What you need to do:
Give only the number of lines in the records that include "image".

App and web page records:
____
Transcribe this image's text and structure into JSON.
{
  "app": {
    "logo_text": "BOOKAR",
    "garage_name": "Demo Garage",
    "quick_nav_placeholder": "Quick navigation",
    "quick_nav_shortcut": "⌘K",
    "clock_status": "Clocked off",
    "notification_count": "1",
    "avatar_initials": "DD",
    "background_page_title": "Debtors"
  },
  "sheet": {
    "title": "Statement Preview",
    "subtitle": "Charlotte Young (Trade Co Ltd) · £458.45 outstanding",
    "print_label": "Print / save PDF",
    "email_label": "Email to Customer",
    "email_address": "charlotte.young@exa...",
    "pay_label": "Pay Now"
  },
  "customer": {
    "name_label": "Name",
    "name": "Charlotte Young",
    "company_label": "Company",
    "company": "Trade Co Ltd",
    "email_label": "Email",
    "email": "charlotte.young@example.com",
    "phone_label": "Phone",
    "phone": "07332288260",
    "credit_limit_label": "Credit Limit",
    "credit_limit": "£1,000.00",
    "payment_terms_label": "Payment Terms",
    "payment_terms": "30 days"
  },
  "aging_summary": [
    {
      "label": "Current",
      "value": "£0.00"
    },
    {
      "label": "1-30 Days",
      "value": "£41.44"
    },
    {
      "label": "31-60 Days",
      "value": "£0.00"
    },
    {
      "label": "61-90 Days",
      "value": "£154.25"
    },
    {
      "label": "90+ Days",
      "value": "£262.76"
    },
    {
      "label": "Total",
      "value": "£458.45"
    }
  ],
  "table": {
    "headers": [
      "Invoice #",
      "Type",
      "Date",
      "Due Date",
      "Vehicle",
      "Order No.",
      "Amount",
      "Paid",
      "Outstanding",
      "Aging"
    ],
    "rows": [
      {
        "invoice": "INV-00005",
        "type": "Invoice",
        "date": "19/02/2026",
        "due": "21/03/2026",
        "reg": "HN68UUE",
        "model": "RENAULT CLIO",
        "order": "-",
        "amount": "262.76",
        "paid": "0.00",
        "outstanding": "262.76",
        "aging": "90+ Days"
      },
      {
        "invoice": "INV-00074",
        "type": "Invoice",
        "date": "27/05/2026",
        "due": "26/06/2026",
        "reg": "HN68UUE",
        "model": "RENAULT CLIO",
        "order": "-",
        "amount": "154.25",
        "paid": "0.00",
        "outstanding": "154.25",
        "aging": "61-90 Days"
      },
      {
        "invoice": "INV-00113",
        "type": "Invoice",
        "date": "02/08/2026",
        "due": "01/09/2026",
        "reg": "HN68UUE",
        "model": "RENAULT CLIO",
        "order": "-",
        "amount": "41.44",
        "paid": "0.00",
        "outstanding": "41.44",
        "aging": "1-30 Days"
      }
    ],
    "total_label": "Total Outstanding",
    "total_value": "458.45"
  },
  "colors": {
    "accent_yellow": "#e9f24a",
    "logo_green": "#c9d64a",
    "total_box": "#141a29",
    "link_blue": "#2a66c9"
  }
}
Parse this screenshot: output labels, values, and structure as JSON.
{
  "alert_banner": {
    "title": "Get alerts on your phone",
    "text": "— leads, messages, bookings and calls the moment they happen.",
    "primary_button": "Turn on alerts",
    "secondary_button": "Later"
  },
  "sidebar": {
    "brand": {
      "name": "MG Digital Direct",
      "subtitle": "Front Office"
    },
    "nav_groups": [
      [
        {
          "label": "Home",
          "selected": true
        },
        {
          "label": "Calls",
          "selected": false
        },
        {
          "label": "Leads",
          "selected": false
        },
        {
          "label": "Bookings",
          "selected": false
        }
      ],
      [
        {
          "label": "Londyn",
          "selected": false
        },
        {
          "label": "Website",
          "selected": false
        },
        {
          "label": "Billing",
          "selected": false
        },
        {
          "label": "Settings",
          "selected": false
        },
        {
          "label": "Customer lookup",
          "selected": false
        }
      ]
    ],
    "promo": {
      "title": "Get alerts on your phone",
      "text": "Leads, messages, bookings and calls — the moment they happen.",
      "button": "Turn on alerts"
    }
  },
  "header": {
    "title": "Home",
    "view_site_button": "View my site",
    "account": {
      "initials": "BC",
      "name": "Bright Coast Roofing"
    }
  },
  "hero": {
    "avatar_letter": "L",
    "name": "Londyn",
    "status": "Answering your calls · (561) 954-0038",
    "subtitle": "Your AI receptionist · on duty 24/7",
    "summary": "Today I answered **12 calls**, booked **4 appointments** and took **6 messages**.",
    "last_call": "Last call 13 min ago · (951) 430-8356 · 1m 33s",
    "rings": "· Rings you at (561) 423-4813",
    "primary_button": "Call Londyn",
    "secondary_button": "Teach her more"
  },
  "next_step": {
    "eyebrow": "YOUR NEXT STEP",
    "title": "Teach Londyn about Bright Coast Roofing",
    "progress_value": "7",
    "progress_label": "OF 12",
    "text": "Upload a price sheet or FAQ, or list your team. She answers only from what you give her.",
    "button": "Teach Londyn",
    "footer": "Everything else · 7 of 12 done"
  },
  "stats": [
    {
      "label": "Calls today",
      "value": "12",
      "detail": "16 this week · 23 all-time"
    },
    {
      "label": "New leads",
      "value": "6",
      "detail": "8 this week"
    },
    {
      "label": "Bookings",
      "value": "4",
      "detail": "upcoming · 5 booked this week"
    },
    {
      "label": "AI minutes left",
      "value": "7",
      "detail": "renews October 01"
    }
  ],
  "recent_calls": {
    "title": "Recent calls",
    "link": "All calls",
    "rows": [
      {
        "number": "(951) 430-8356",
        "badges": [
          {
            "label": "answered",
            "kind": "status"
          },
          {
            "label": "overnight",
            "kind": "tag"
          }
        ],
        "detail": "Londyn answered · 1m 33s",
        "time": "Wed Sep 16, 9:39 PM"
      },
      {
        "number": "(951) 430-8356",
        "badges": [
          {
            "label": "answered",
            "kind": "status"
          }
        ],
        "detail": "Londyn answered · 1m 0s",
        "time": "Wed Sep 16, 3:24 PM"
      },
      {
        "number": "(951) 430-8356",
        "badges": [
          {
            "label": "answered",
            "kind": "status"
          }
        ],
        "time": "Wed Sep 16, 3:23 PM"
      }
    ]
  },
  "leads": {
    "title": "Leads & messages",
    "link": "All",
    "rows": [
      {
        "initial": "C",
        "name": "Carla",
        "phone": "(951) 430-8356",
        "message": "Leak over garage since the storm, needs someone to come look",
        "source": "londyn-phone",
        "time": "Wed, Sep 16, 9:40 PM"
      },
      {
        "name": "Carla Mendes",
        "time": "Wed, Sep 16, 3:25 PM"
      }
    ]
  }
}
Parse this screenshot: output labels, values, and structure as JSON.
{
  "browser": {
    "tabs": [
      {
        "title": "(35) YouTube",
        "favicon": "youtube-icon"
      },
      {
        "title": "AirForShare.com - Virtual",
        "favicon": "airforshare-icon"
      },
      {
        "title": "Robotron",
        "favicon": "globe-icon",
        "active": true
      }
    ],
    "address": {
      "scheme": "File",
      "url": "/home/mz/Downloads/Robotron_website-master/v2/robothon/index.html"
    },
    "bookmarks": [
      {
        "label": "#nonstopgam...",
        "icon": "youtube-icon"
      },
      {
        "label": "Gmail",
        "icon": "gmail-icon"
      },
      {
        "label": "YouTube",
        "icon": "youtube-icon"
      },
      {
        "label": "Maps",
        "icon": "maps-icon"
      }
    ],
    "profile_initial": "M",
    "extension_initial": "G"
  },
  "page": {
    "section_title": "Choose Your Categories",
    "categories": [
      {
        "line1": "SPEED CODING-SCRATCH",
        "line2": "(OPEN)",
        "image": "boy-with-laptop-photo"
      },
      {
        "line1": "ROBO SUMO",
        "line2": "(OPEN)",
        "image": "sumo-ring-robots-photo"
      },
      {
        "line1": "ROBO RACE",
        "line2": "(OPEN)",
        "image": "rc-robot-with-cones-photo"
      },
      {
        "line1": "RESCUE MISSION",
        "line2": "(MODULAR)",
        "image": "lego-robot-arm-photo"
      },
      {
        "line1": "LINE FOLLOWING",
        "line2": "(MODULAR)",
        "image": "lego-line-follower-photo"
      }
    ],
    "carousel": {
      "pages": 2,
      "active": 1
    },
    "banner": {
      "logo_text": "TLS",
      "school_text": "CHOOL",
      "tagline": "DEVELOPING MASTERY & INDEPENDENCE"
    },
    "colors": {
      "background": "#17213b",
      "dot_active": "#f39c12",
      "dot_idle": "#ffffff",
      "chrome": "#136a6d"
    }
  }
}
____
Your response:
6